When you are asked by an anaesthetist to count backwards from one hundred, your carbon footprint might not be at the top of your mind. However, a bottle of one of the anaesthetic gases used to help put you to sleep, desflurane (in its liquid form), contains the carbon dioxide equivalent to a whole year’s eight mile commute to and from work in a car.

Now, clinicians across NHS Greater Glasgow and Clyde have worked to minimise the use of the gas, reducing its impact on the environment and saving money in the process. The news comes during Scotland’s Climate Week and the countdown to Glasgow hosting the COP26 Climate Conference at the end of October.

Dr Geraldine Gallagher, an anaesthetist based at Glasgow Royal Infirmary, has been leading the effort to reduce use of the gas.
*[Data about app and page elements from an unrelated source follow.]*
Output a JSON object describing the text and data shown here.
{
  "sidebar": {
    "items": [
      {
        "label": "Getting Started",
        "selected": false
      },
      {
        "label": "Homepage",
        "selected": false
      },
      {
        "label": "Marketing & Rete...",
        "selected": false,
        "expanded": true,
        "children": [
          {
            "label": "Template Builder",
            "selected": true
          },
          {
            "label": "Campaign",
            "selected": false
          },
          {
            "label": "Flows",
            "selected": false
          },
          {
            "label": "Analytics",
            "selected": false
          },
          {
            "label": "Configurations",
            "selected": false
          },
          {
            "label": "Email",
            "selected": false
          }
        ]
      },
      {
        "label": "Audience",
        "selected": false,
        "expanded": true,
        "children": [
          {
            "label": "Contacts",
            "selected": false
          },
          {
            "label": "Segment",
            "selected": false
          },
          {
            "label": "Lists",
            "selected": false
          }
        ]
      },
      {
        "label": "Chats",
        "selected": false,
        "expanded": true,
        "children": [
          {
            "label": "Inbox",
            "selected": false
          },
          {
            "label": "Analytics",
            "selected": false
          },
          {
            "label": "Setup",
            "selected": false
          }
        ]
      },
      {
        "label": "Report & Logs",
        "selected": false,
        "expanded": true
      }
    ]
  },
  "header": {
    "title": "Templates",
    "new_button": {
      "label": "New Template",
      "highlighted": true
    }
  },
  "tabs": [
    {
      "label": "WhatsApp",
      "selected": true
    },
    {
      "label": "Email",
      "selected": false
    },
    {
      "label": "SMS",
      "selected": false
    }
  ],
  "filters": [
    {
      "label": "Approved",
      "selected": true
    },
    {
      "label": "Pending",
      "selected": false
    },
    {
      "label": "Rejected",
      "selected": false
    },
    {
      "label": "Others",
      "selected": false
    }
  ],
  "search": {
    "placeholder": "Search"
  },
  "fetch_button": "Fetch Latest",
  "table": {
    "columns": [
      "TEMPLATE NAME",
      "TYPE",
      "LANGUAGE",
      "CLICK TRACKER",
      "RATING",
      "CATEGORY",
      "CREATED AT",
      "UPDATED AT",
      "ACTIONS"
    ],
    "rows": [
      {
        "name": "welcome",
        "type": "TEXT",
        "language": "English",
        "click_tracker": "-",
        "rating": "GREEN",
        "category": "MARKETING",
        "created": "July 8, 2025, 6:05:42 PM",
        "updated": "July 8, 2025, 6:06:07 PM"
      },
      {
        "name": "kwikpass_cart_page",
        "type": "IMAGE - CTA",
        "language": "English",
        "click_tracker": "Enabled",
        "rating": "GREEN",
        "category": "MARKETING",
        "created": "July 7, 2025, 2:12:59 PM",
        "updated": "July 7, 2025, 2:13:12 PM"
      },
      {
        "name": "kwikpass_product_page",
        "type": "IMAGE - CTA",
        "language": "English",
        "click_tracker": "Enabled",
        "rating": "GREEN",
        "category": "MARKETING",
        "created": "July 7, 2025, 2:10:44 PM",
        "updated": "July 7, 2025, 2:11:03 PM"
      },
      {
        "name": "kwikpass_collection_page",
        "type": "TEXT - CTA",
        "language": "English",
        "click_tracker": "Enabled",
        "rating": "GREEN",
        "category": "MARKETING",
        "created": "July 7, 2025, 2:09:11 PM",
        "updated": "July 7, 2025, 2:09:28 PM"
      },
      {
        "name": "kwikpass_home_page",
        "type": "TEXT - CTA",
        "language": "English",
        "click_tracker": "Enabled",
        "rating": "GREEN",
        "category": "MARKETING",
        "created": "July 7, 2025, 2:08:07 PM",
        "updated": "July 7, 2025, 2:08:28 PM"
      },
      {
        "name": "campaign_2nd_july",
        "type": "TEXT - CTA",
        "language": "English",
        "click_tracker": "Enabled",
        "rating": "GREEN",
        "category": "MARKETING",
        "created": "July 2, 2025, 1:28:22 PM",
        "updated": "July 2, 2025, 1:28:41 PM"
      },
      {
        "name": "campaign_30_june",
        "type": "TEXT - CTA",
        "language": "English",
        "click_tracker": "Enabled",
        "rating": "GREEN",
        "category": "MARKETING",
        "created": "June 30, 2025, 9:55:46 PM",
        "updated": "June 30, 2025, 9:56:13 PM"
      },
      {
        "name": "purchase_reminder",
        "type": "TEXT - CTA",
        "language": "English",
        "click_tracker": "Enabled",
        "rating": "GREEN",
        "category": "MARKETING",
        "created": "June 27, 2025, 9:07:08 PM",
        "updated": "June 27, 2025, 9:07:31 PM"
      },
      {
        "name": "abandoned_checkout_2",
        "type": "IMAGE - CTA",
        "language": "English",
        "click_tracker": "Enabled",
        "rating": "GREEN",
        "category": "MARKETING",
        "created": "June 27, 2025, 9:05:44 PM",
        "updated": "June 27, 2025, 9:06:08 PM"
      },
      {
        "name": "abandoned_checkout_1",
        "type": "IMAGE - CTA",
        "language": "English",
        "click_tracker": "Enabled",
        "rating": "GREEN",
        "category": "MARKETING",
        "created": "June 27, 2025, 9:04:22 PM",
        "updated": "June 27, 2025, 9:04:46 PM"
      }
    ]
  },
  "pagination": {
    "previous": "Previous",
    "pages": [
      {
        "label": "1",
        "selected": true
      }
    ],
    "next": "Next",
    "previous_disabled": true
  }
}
She said: “It became apparent some years ago that the effect these agents have on the environment is not equal, and that one of the gases in common use, desflurane, has a significantly worse impact in terms of how long it stays in the atmosphere, and how it contributes to the greenhouse gas effect.

“Since then we’ve been working hard to reduce the use of this gas, using alternatives which are just as effective for patients, but altogether better for our environment.”

Dr Gallagher helped set up a project to persuade colleagues to limit their use of desflurane, by ensuring the desflurane cartridge had to be actively placed in the anaesthetic machine. She added: “We began by explaining the issues to our colleagues and getting them on board – and I’m pleased to say that it’s been a great success, with far less use of the damaging gas across our hospital sites.”

Such has been the success of the project, that in some months the department at GRI hasn’t needed to order any of the damaging desflurane at all – and the work will be highlighted as part of a submission from the Scottish Environmental Anaesthesia Group at COP26 next month.

Dr Gallagher added: “We’ve done the maths and we’ve worked out that in just three months, the CO2 saving is equivalent to the entire department’s annual commute put together.

“We’re now spreading the word with colleagues in other hospitals and health board areas – if we all move to discontinue the use of desflurane, it could add up to a lot of savings for the environment.”

Dr Gallagher added that patients should not worry about any impact on them. She added: “You will still fall fast asleep – we have a range of different anaesthesia treatments which are just as effective, it’s just that they’re not as damaging to the environment.”